● Records for processing:
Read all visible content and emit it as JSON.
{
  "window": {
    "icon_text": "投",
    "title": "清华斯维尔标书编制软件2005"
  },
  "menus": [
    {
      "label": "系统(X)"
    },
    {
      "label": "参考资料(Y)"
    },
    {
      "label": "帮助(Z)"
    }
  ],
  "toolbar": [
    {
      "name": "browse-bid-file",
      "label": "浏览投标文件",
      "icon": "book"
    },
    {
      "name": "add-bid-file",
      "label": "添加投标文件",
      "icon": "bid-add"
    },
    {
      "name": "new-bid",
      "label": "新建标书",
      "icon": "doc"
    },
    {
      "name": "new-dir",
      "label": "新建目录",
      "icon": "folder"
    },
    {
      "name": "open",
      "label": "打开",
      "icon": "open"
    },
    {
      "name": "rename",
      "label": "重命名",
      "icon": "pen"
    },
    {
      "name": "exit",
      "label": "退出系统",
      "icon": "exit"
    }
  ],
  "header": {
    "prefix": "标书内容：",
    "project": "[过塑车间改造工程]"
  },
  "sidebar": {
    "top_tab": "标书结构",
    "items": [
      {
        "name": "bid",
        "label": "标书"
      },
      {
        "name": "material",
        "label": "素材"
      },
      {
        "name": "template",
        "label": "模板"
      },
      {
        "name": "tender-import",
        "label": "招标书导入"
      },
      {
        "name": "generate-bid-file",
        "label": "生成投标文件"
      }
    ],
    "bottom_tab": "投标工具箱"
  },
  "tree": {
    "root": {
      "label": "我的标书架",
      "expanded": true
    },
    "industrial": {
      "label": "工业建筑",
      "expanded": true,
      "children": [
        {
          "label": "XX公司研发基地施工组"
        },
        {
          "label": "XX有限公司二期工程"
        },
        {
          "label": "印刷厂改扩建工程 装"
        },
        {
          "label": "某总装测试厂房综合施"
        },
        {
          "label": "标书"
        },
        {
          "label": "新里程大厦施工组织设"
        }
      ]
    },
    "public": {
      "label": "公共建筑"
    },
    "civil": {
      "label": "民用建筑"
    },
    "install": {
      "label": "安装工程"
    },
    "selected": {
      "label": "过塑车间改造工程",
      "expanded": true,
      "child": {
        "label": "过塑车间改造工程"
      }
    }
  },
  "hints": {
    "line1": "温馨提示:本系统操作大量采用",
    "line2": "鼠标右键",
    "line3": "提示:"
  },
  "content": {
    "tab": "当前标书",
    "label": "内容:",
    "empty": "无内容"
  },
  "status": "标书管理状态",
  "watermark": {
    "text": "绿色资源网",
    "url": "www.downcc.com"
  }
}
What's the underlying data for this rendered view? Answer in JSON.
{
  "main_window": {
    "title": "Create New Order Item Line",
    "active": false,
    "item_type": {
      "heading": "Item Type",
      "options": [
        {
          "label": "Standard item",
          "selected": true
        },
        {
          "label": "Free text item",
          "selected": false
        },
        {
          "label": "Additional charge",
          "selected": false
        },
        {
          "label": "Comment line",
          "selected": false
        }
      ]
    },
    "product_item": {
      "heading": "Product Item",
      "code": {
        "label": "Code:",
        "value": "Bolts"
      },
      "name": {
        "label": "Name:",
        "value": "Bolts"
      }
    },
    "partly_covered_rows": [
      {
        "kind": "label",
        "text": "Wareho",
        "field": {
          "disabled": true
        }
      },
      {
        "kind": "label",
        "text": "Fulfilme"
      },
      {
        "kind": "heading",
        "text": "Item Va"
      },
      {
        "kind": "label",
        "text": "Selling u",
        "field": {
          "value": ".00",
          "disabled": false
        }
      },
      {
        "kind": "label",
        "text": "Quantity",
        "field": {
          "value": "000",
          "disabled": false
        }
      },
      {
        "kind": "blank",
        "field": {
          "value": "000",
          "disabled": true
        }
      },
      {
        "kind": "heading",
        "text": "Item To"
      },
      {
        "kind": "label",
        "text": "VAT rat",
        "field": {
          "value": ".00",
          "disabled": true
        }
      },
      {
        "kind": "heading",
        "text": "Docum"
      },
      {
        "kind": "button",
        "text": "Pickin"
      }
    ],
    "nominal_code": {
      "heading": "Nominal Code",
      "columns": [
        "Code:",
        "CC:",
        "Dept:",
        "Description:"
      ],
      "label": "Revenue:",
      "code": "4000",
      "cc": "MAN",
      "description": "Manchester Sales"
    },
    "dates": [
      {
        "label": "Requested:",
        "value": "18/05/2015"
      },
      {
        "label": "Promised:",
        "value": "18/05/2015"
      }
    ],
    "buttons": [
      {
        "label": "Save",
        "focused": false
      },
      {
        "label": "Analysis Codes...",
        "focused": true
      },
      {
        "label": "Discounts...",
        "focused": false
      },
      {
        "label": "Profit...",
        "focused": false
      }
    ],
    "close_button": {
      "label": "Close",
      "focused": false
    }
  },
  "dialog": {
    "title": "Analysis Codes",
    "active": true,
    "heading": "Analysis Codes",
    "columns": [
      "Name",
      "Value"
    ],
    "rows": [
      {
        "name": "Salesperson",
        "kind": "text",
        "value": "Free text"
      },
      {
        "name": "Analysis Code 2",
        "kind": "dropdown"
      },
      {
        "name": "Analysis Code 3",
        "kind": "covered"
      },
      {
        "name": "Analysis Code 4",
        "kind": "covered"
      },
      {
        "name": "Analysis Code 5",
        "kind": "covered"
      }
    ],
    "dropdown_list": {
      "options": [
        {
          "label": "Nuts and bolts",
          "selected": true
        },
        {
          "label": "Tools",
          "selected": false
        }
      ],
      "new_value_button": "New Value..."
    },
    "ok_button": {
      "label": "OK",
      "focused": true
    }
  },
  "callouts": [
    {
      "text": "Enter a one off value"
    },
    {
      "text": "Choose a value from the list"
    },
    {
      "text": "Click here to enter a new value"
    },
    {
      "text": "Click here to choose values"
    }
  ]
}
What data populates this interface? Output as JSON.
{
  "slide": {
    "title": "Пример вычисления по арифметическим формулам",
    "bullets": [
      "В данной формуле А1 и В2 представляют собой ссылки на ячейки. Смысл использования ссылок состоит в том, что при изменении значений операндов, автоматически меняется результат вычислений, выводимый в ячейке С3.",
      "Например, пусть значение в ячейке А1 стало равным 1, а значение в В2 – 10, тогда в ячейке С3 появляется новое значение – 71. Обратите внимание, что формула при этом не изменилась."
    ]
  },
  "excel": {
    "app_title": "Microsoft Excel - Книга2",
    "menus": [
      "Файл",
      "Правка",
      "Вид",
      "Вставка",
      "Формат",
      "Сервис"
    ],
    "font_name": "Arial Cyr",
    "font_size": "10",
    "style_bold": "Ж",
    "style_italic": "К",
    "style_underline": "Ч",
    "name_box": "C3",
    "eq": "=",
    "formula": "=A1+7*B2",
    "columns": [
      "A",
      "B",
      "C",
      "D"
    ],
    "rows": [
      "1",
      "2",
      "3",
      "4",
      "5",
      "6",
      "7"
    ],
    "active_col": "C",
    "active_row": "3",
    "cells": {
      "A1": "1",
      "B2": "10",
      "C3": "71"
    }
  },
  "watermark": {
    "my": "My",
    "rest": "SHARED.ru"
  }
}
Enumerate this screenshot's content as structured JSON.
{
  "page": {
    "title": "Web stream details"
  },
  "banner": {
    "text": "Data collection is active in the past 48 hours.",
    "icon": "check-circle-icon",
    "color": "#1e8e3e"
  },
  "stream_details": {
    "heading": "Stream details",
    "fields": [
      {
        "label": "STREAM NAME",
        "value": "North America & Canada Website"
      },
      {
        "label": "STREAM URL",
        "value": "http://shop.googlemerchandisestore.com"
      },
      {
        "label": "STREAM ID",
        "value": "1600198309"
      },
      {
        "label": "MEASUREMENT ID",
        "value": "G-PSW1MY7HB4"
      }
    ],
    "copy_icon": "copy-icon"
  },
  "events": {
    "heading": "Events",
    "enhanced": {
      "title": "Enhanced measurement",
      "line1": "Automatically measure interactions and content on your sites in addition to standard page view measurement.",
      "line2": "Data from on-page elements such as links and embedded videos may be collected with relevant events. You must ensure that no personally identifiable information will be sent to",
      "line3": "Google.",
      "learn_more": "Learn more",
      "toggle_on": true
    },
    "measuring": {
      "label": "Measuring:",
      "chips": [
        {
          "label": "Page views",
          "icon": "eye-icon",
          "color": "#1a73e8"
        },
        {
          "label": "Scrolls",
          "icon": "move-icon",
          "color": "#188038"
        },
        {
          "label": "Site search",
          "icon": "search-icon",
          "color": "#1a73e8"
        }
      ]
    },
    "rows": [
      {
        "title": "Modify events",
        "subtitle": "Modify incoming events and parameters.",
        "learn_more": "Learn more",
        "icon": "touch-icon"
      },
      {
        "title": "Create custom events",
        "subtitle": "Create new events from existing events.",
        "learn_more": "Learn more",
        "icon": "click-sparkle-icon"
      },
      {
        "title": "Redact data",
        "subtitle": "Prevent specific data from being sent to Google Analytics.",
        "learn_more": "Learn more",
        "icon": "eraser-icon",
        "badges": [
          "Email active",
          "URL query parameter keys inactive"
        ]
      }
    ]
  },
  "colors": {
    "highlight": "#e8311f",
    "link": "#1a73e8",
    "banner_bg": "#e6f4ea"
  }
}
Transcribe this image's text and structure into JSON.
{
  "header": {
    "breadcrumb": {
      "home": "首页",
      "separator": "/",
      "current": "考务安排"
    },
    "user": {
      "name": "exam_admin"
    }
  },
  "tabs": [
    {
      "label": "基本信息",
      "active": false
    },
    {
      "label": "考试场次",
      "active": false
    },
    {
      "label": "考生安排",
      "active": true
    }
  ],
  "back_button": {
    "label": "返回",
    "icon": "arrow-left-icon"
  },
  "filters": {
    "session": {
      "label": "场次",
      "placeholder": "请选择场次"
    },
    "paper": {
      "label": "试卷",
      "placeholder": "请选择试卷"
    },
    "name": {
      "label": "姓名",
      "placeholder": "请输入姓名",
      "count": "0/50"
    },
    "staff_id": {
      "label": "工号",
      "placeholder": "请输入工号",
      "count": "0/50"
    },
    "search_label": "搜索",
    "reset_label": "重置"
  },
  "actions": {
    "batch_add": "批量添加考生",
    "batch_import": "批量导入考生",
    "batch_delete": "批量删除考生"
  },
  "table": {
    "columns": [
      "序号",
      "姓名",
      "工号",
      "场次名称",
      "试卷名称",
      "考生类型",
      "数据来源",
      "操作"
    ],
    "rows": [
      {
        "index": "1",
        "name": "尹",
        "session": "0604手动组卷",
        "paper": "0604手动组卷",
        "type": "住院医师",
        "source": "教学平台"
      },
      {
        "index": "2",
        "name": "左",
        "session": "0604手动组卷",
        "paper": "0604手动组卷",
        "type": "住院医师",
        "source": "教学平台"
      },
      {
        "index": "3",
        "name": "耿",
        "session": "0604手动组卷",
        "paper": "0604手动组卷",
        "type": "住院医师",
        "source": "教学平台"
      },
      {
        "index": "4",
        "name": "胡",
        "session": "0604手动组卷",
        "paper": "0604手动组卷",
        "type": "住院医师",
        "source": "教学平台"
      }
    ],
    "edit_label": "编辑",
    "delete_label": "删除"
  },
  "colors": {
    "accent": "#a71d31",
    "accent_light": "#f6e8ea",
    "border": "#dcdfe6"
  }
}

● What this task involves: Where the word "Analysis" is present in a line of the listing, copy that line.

● Result below:
        "label": "Analysis Codes...",
    "title": "Analysis Codes",
    "heading": "Analysis Codes",
        "name": "Analysis Code 2",
        "name": "Analysis Code 3",
        "name": "Analysis Code 4",
        "name": "Analysis Code 5",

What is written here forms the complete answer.